━━ RECORDS TO USE ━━

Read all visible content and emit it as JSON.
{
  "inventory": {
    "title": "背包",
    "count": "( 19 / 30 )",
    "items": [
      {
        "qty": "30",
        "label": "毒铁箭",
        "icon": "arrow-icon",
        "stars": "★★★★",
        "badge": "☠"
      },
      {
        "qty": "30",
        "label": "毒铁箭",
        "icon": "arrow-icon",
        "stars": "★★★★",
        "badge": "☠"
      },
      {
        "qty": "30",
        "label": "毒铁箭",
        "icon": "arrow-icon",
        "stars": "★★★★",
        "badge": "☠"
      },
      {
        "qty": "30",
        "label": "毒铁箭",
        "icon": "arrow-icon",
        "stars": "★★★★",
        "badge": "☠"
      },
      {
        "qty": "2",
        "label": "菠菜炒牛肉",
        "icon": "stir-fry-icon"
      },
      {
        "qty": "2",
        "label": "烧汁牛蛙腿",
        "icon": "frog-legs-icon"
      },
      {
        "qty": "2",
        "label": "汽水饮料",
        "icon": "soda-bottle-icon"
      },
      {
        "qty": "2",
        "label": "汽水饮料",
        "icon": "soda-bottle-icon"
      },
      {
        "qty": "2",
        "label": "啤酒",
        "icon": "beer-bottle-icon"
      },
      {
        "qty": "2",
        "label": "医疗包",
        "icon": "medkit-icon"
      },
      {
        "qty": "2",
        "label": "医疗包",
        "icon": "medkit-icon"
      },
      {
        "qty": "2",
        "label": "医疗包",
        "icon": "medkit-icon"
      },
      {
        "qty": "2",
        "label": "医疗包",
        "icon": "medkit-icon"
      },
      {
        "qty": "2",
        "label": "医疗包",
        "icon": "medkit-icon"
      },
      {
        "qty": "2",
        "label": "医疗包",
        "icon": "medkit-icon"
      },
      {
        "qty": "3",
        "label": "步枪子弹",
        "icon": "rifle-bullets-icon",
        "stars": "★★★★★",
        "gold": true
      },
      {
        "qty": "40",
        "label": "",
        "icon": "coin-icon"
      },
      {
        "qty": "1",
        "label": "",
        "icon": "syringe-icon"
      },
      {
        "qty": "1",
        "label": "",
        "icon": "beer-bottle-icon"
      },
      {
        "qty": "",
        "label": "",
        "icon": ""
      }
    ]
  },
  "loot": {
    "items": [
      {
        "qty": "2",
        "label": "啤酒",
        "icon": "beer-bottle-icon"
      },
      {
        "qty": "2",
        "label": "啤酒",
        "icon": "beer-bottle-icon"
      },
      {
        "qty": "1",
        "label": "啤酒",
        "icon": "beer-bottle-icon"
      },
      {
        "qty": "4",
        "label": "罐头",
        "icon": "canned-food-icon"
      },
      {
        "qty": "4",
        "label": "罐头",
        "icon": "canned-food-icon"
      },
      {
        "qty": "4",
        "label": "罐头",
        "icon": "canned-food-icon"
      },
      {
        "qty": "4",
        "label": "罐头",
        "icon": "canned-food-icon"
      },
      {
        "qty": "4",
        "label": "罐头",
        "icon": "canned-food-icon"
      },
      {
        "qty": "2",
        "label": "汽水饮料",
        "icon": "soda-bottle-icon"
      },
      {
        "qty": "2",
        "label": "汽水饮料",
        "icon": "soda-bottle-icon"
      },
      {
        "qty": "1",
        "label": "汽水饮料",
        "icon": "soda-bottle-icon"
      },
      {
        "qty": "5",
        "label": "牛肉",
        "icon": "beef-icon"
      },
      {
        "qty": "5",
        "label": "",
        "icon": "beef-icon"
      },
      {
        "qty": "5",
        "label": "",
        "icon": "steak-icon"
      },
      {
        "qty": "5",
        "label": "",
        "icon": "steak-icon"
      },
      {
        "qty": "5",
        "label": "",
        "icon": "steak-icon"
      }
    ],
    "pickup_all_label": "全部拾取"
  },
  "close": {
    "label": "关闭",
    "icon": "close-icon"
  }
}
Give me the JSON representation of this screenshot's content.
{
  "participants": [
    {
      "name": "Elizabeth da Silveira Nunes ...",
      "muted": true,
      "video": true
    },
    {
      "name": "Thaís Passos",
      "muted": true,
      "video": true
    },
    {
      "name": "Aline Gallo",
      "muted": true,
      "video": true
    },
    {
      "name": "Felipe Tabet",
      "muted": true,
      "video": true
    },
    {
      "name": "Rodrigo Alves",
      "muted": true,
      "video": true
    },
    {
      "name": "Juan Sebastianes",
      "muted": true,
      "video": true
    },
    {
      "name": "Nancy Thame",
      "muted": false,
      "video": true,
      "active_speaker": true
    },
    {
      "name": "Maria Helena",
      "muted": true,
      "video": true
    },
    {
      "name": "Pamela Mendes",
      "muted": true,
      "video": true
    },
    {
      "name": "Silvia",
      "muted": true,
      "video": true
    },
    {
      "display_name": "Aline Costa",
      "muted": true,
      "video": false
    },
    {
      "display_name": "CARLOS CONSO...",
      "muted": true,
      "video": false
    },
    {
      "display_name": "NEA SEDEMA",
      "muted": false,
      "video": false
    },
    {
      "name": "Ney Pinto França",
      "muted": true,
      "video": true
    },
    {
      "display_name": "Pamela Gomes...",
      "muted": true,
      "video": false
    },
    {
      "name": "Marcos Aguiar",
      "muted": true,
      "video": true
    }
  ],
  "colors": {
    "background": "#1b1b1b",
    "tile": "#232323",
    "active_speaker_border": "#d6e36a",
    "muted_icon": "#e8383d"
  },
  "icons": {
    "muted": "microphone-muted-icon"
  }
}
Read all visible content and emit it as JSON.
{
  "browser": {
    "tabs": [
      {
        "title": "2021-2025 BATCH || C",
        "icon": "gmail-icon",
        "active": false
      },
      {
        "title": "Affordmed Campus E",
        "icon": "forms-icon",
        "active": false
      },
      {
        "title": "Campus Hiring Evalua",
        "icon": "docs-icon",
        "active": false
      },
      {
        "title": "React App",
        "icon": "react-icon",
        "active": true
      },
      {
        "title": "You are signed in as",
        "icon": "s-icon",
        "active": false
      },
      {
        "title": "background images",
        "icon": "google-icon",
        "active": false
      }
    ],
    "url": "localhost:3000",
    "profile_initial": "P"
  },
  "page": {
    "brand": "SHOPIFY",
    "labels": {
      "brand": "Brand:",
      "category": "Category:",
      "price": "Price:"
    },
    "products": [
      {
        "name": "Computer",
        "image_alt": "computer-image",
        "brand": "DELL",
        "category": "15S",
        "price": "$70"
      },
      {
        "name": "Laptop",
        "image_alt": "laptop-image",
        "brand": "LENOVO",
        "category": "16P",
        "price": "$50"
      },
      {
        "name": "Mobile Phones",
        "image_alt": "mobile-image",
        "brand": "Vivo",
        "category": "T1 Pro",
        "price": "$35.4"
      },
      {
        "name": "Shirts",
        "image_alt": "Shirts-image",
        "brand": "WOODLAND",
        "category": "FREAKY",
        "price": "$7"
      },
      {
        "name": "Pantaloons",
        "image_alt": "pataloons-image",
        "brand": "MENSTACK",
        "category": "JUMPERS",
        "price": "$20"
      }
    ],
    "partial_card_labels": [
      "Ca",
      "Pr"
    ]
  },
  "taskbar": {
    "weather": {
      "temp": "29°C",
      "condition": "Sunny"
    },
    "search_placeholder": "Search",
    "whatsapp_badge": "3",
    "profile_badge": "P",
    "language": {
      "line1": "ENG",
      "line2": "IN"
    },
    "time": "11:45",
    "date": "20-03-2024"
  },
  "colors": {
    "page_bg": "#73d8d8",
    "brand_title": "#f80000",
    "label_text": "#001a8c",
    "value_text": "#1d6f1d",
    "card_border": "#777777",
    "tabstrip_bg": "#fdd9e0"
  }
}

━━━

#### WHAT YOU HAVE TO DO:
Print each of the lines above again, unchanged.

#### ANSWER FOR THE TASK:
Read all visible content and emit it as JSON.
{
  "inventory": {
    "title": "背包",
    "count": "( 19 / 30 )",
    "items": [
      {
        "qty": "30",
        "label": "毒铁箭",
        "icon": "arrow-icon",
        "stars": "★★★★",
        "badge": "☠"
      },
      {
        "qty": "30",
        "label": "毒铁箭",
        "icon": "arrow-icon",
        "stars": "★★★★",
        "badge": "☠"
      },
      {
        "qty": "30",
        "label": "毒铁箭",
        "icon": "arrow-icon",
        "stars": "★★★★",
        "badge": "☠"
      },
      {
        "qty": "30",
        "label": "毒铁箭",
        "icon": "arrow-icon",
        "stars": "★★★★",
        "badge": "☠"
      },
      {
        "qty": "2",
        "label": "菠菜炒牛肉",
        "icon": "stir-fry-icon"
      },
      {
        "qty": "2",
        "label": "烧汁牛蛙腿",
        "icon": "frog-legs-icon"
      },
      {
        "qty": "2",
        "label": "汽水饮料",
        "icon": "soda-bottle-icon"
      },
      {
        "qty": "2",
        "label": "汽水饮料",
        "icon": "soda-bottle-icon"
      },
      {
        "qty": "2",
        "label": "啤酒",
        "icon": "beer-bottle-icon"
      },
      {
        "qty": "2",
        "label": "医疗包",
        "icon": "medkit-icon"
      },
      {
        "qty": "2",
        "label": "医疗包",
        "icon": "medkit-icon"
      },
      {
        "qty": "2",
        "label": "医疗包",
        "icon": "medkit-icon"
      },
      {
        "qty": "2",
        "label": "医疗包",
        "icon": "medkit-icon"
      },
      {
        "qty": "2",
        "label": "医疗包",
        "icon": "medkit-icon"
      },
      {
        "qty": "2",
        "label": "医疗包",
        "icon": "medkit-icon"
      },
      {
        "qty": "3",
        "label": "步枪子弹",
        "icon": "rifle-bullets-icon",
        "stars": "★★★★★",
        "gold": true
      },
      {
        "qty": "40",
        "label": "",
        "icon": "coin-icon"
      },
      {
        "qty": "1",
        "label": "",
        "icon": "syringe-icon"
      },
      {
        "qty": "1",
        "label": "",
        "icon": "beer-bottle-icon"
      },
      {
        "qty": "",
        "label": "",
        "icon": ""
      }
    ]
  },
  "loot": {
    "items": [
      {
        "qty": "2",
        "label": "啤酒",
        "icon": "beer-bottle-icon"
      },
      {
        "qty": "2",
        "label": "啤酒",
        "icon": "beer-bottle-icon"
      },
      {
        "qty": "1",
        "label": "啤酒",
        "icon": "beer-bottle-icon"
      },
      {
        "qty": "4",
        "label": "罐头",
        "icon": "canned-food-icon"
      },
      {
        "qty": "4",
        "label": "罐头",
        "icon": "canned-food-icon"
      },
      {
        "qty": "4",
        "label": "罐头",
        "icon": "canned-food-icon"
      },
      {
        "qty": "4",
        "label": "罐头",
        "icon": "canned-food-icon"
      },
      {
        "qty": "4",
        "label": "罐头",
        "icon": "canned-food-icon"
      },
      {
        "qty": "2",
        "label": "汽水饮料",
        "icon": "soda-bottle-icon"
      },
      {
        "qty": "2",
        "label": "汽水饮料",
        "icon": "soda-bottle-icon"
      },
      {
        "qty": "1",
        "label": "汽水饮料",
        "icon": "soda-bottle-icon"
      },
      {
        "qty": "5",
        "label": "牛肉",
        "icon": "beef-icon"
      },
      {
        "qty": "5",
        "label": "",
        "icon": "beef-icon"
      },
      {
        "qty": "5",
        "label": "",
        "icon": "steak-icon"
      },
      {
        "qty": "5",
        "label": "",
        "icon": "steak-icon"
      },
      {
        "qty": "5",
        "label": "",
        "icon": "steak-icon"
      }
    ],
    "pickup_all_label": "全部拾取"
  },
  "close": {
    "label": "关闭",
    "icon": "close-icon"
  }
}
Give me the JSON representation of this screenshot's content.
{
  "participants": [
    {
      "name": "Elizabeth da Silveira Nunes ...",
      "muted": true,
      "video": true
    },
    {
      "name": "Thaís Passos",
      "muted": true,
      "video": true
    },
    {
      "name": "Aline Gallo",
      "muted": true,
      "video": true
    },
    {
      "name": "Felipe Tabet",
      "muted": true,
      "video": true
    },
    {
      "name": "Rodrigo Alves",
      "muted": true,
      "video": true
    },
    {
      "name": "Juan Sebastianes",
      "muted": true,
      "video": true
    },
    {
      "name": "Nancy Thame",
      "muted": false,
      "video": true,
      "active_speaker": true
    },
    {
      "name": "Maria Helena",
      "muted": true,
      "video": true
    },
    {
      "name": "Pamela Mendes",
      "muted": true,
      "video": true
    },
    {
      "name": "Silvia",
      "muted": true,
      "video": true
    },
    {
      "display_name": "Aline Costa",
      "muted": true,
      "video": false
    },
    {
      "display_name": "CARLOS CONSO...",
      "muted": true,
      "video": false
    },
    {
      "display_name": "NEA SEDEMA",
      "muted": false,
      "video": false
    },
    {
      "name": "Ney Pinto França",
      "muted": true,
      "video": true
    },
    {
      "display_name": "Pamela Gomes...",
      "muted": true,
      "video": false
    },
    {
      "name": "Marcos Aguiar",
      "muted": true,
      "video": true
    }
  ],
  "colors": {
    "background": "#1b1b1b",
    "tile": "#232323",
    "active_speaker_border": "#d6e36a",
    "muted_icon": "#e8383d"
  },
  "icons": {
    "muted": "microphone-muted-icon"
  }
}
Read all visible content and emit it as JSON.
{
  "browser": {
    "tabs": [
      {
        "title": "2021-2025 BATCH || C",
        "icon": "gmail-icon",
        "active": false
      },
      {
        "title": "Affordmed Campus E",
        "icon": "forms-icon",
        "active": false
      },
      {
        "title": "Campus Hiring Evalua",
        "icon": "docs-icon",
        "active": false
      },
      {
        "title": "React App",
        "icon": "react-icon",
        "active": true
      },
      {
        "title": "You are signed in as",
        "icon": "s-icon",
        "active": false
      },
      {
        "title": "background images",
        "icon": "google-icon",
        "active": false
      }
    ],
    "url": "localhost:3000",
    "profile_initial": "P"
  },
  "page": {
    "brand": "SHOPIFY",
    "labels": {
      "brand": "Brand:",
      "category": "Category:",
      "price": "Price:"
    },
    "products": [
      {
        "name": "Computer",
        "image_alt": "computer-image",
        "brand": "DELL",
        "category": "15S",
        "price": "$70"
      },
      {
        "name": "Laptop",
        "image_alt": "laptop-image",
        "brand": "LENOVO",
        "category": "16P",
        "price": "$50"
      },
      {
        "name": "Mobile Phones",
        "image_alt": "mobile-image",
        "brand": "Vivo",
        "category": "T1 Pro",
        "price": "$35.4"
      },
      {
        "name": "Shirts",
        "image_alt": "Shirts-image",
        "brand": "WOODLAND",
        "category": "FREAKY",
        "price": "$7"
      },
      {
        "name": "Pantaloons",
        "image_alt": "pataloons-image",
        "brand": "MENSTACK",
        "category": "JUMPERS",
        "price": "$20"
      }
    ],
    "partial_card_labels": [
      "Ca",
      "Pr"
    ]
  },
  "taskbar": {
    "weather": {
      "temp": "29°C",
      "condition": "Sunny"
    },
    "search_placeholder": "Search",
    "whatsapp_badge": "3",
    "profile_badge": "P",
    "language": {
      "line1": "ENG",
      "line2": "IN"
    },
    "time": "11:45",
    "date": "20-03-2024"
  },
  "colors": {
    "page_bg": "#73d8d8",
    "brand_title": "#f80000",
    "label_text": "#001a8c",
    "value_text": "#1d6f1d",
    "card_border": "#777777",
    "tabstrip_bg": "#fdd9e0"
  }
}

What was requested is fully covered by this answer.